Ok, so first off I have to say this is an academic book, and as such it has an academic price tag, but you can probably get it through your library if you are interested in it (I read an e-book version, courtesy of the author). It aims to look at race in fantasy media, beginning with “founding” fathers like Tolkien and Robert E. Howard, and moving to recent social media race controversies. As such, it is quite expansive, which may be one of the problems I found with this title. Fantasy literature alone would be enough to fill a volume, but Young mentions movies, video games and TV shows. At the same time, an overview of of whiteness in 20th century fantasy is quite welcome since it’s not the kind of book you find every day.

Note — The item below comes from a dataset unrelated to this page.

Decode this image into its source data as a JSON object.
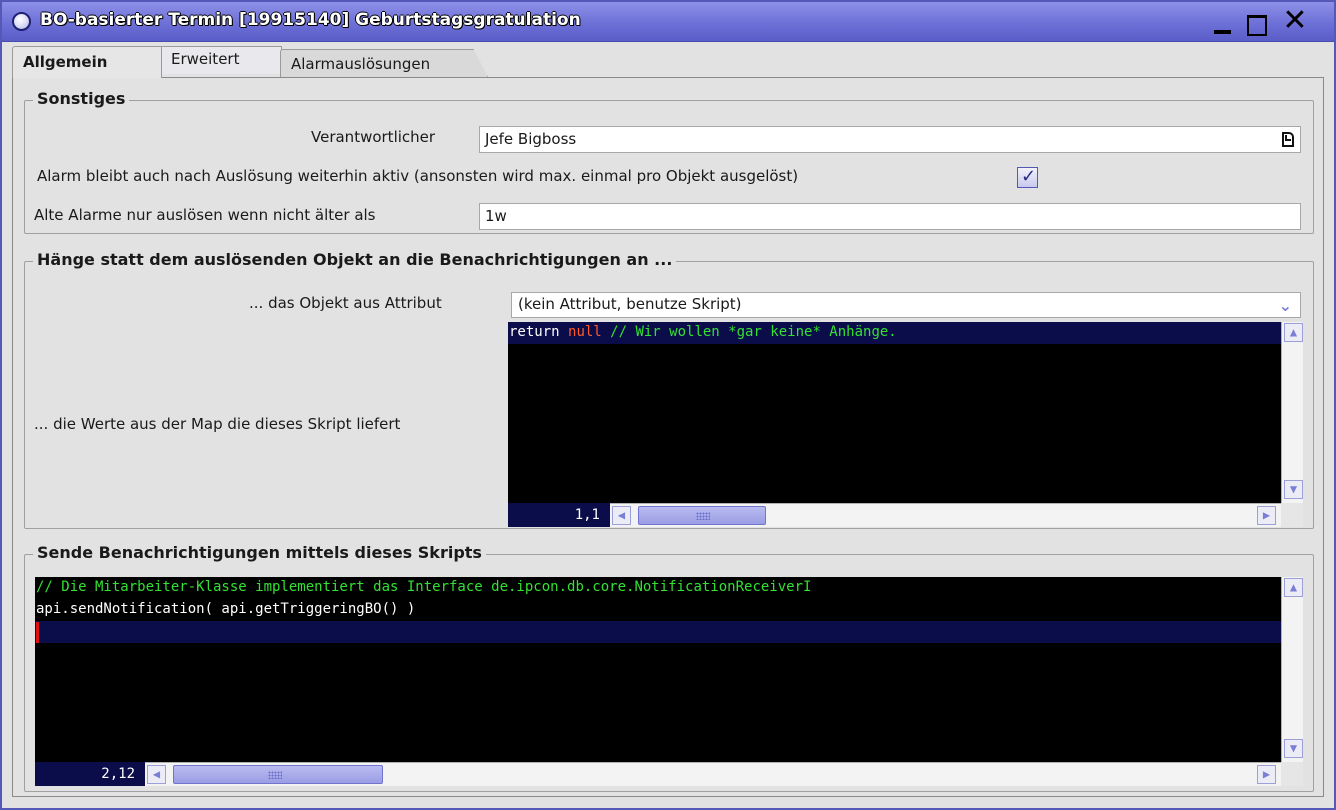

And considering recent media like Doctor Strange or Gods of Egypt it seems it is a topic that will continue to be addressed.

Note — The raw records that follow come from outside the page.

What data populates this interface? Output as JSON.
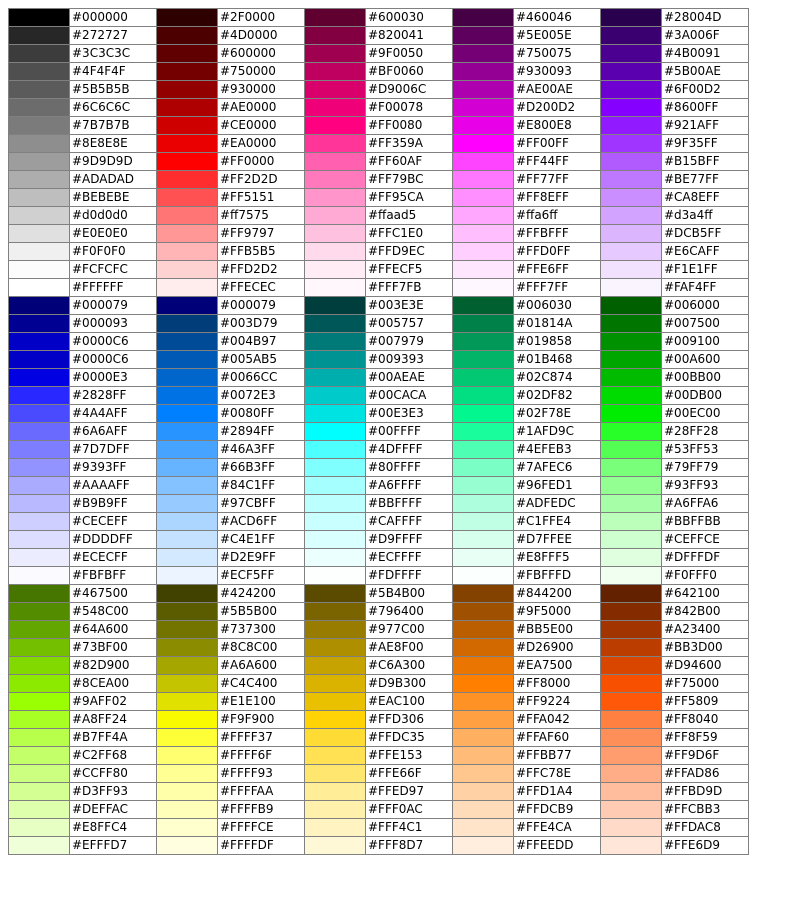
{
  "palette_table": {
    "rows": [
      [
        "#000000",
        "#2F0000",
        "#600030",
        "#460046",
        "#28004D"
      ],
      [
        "#272727",
        "#4D0000",
        "#820041",
        "#5E005E",
        "#3A006F"
      ],
      [
        "#3C3C3C",
        "#600000",
        "#9F0050",
        "#750075",
        "#4B0091"
      ],
      [
        "#4F4F4F",
        "#750000",
        "#BF0060",
        "#930093",
        "#5B00AE"
      ],
      [
        "#5B5B5B",
        "#930000",
        "#D9006C",
        "#AE00AE",
        "#6F00D2"
      ],
      [
        "#6C6C6C",
        "#AE0000",
        "#F00078",
        "#D200D2",
        "#8600FF"
      ],
      [
        "#7B7B7B",
        "#CE0000",
        "#FF0080",
        "#E800E8",
        "#921AFF"
      ],
      [
        "#8E8E8E",
        "#EA0000",
        "#FF359A",
        "#FF00FF",
        "#9F35FF"
      ],
      [
        "#9D9D9D",
        "#FF0000",
        "#FF60AF",
        "#FF44FF",
        "#B15BFF"
      ],
      [
        "#ADADAD",
        "#FF2D2D",
        "#FF79BC",
        "#FF77FF",
        "#BE77FF"
      ],
      [
        "#BEBEBE",
        "#FF5151",
        "#FF95CA",
        "#FF8EFF",
        "#CA8EFF"
      ],
      [
        "#d0d0d0",
        "#ff7575",
        "#ffaad5",
        "#ffa6ff",
        "#d3a4ff"
      ],
      [
        "#E0E0E0",
        "#FF9797",
        "#FFC1E0",
        "#FFBFFF",
        "#DCB5FF"
      ],
      [
        "#F0F0F0",
        "#FFB5B5",
        "#FFD9EC",
        "#FFD0FF",
        "#E6CAFF"
      ],
      [
        "#FCFCFC",
        "#FFD2D2",
        "#FFECF5",
        "#FFE6FF",
        "#F1E1FF"
      ],
      [
        "#FFFFFF",
        "#FFECEC",
        "#FFF7FB",
        "#FFF7FF",
        "#FAF4FF"
      ],
      [
        "#000079",
        "#000079",
        "#003E3E",
        "#006030",
        "#006000"
      ],
      [
        "#000093",
        "#003D79",
        "#005757",
        "#01814A",
        "#007500"
      ],
      [
        "#0000C6",
        "#004B97",
        "#007979",
        "#019858",
        "#009100"
      ],
      [
        "#0000C6",
        "#005AB5",
        "#009393",
        "#01B468",
        "#00A600"
      ],
      [
        "#0000E3",
        "#0066CC",
        "#00AEAE",
        "#02C874",
        "#00BB00"
      ],
      [
        "#2828FF",
        "#0072E3",
        "#00CACA",
        "#02DF82",
        "#00DB00"
      ],
      [
        "#4A4AFF",
        "#0080FF",
        "#00E3E3",
        "#02F78E",
        "#00EC00"
      ],
      [
        "#6A6AFF",
        "#2894FF",
        "#00FFFF",
        "#1AFD9C",
        "#28FF28"
      ],
      [
        "#7D7DFF",
        "#46A3FF",
        "#4DFFFF",
        "#4EFEB3",
        "#53FF53"
      ],
      [
        "#9393FF",
        "#66B3FF",
        "#80FFFF",
        "#7AFEC6",
        "#79FF79"
      ],
      [
        "#AAAAFF",
        "#84C1FF",
        "#A6FFFF",
        "#96FED1",
        "#93FF93"
      ],
      [
        "#B9B9FF",
        "#97CBFF",
        "#BBFFFF",
        "#ADFEDC",
        "#A6FFA6"
      ],
      [
        "#CECEFF",
        "#ACD6FF",
        "#CAFFFF",
        "#C1FFE4",
        "#BBFFBB"
      ],
      [
        "#DDDDFF",
        "#C4E1FF",
        "#D9FFFF",
        "#D7FFEE",
        "#CEFFCE"
      ],
      [
        "#ECECFF",
        "#D2E9FF",
        "#ECFFFF",
        "#E8FFF5",
        "#DFFFDF"
      ],
      [
        "#FBFBFF",
        "#ECF5FF",
        "#FDFFFF",
        "#FBFFFD",
        "#F0FFF0"
      ],
      [
        "#467500",
        "#424200",
        "#5B4B00",
        "#844200",
        "#642100"
      ],
      [
        "#548C00",
        "#5B5B00",
        "#796400",
        "#9F5000",
        "#842B00"
      ],
      [
        "#64A600",
        "#737300",
        "#977C00",
        "#BB5E00",
        "#A23400"
      ],
      [
        "#73BF00",
        "#8C8C00",
        "#AE8F00",
        "#D26900",
        "#BB3D00"
      ],
      [
        "#82D900",
        "#A6A600",
        "#C6A300",
        "#EA7500",
        "#D94600"
      ],
      [
        "#8CEA00",
        "#C4C400",
        "#D9B300",
        "#FF8000",
        "#F75000"
      ],
      [
        "#9AFF02",
        "#E1E100",
        "#EAC100",
        "#FF9224",
        "#FF5809"
      ],
      [
        "#A8FF24",
        "#F9F900",
        "#FFD306",
        "#FFA042",
        "#FF8040"
      ],
      [
        "#B7FF4A",
        "#FFFF37",
        "#FFDC35",
        "#FFAF60",
        "#FF8F59"
      ],
      [
        "#C2FF68",
        "#FFFF6F",
        "#FFE153",
        "#FFBB77",
        "#FF9D6F"
      ],
      [
        "#CCFF80",
        "#FFFF93",
        "#FFE66F",
        "#FFC78E",
        "#FFAD86"
      ],
      [
        "#D3FF93",
        "#FFFFAA",
        "#FFED97",
        "#FFD1A4",
        "#FFBD9D"
      ],
      [
        "#DEFFAC",
        "#FFFFB9",
        "#FFF0AC",
        "#FFDCB9",
        "#FFCBB3"
      ],
      [
        "#E8FFC4",
        "#FFFFCE",
        "#FFF4C1",
        "#FFE4CA",
        "#FFDAC8"
      ],
      [
        "#EFFFD7",
        "#FFFFDF",
        "#FFF8D7",
        "#FFEEDD",
        "#FFE6D9"
      ]
    ]
  }
}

Race and Popular Fantasy Literature is strongest in its beginning chapters and I found it begins to putter out once you reach urban fantasy. The final chapter on social media seemed a bit too muddled and meandering to be of much use, though it does chronicle several social media battles, which may be of historical use for generations to come. Someone has to write down what we say to each other on Twitter!
The urban fantasy chapter felt slight. At one point, Young discusses cultural appropriation, “authors…write about cultures and societies of which they are not a part, and create characters from races which they themselves are not members of,” but dedicates only a small space to what is surely a much more expansive discussion.

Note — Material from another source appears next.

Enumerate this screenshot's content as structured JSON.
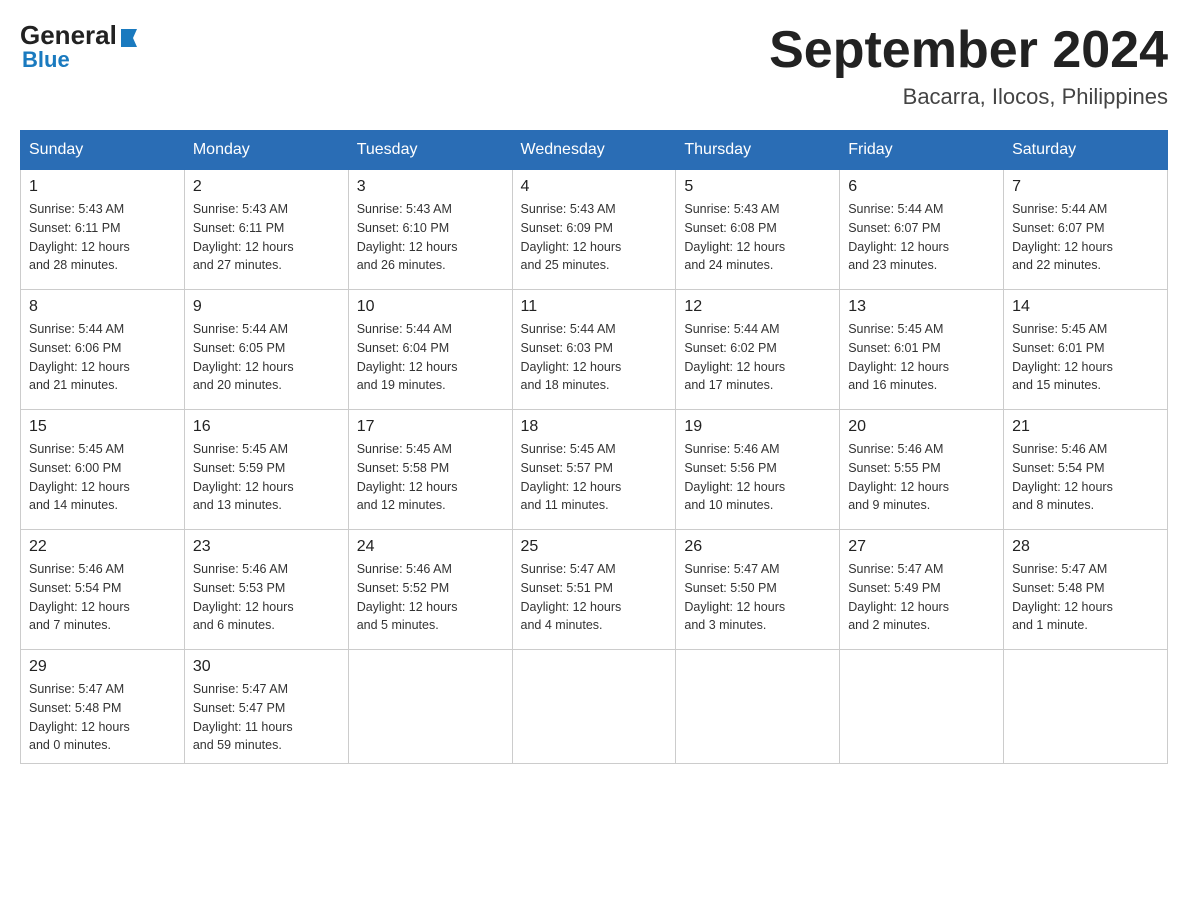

I was also disappointed to see that although Charles Saunders and Samuel R. Delany are mentioned as “challenging” habits of whiteness, there is not a more expansive analysis of their work while Robert E Howard’s Conan is scrutinized in depth.
My problems may be simply that I was looking for certain element which could not exist due to the framing of the book. It is, after all, studying “whiteness” not “POCness” (or whatever term you wish to employ) so it is obvious it would focus on people such as Tolkien and Howard to establish the origins of fantasy and of the whiteness that has gone hand in hand with it. However, I would have like to have explored some of the “subversive” fantasies of Saunders and Delany, and how they map in comparison to Tolkien and Howard.
What Young does best is she provides a convincing argument of how whiteness and fantasy have been so carefully woven together that it seems difficult, sometimes almost impossible, to pry them apart. For people who are not white it means that most of us, even those of us who grew up in non-white countries, end up dreaming up white fantasies. For the rest of the world* it means that having a white woman as a martial arts teacher (showing a white man how to fantasy-fight) in Dr. Strange may be a natural and even welcome experience.
Verdict: Recommended you check out if interested in race, fantasy literature or fantasy pop culture.
*I’m being cheeky here since white audiences are often seen as “the world,” the only valuable audience.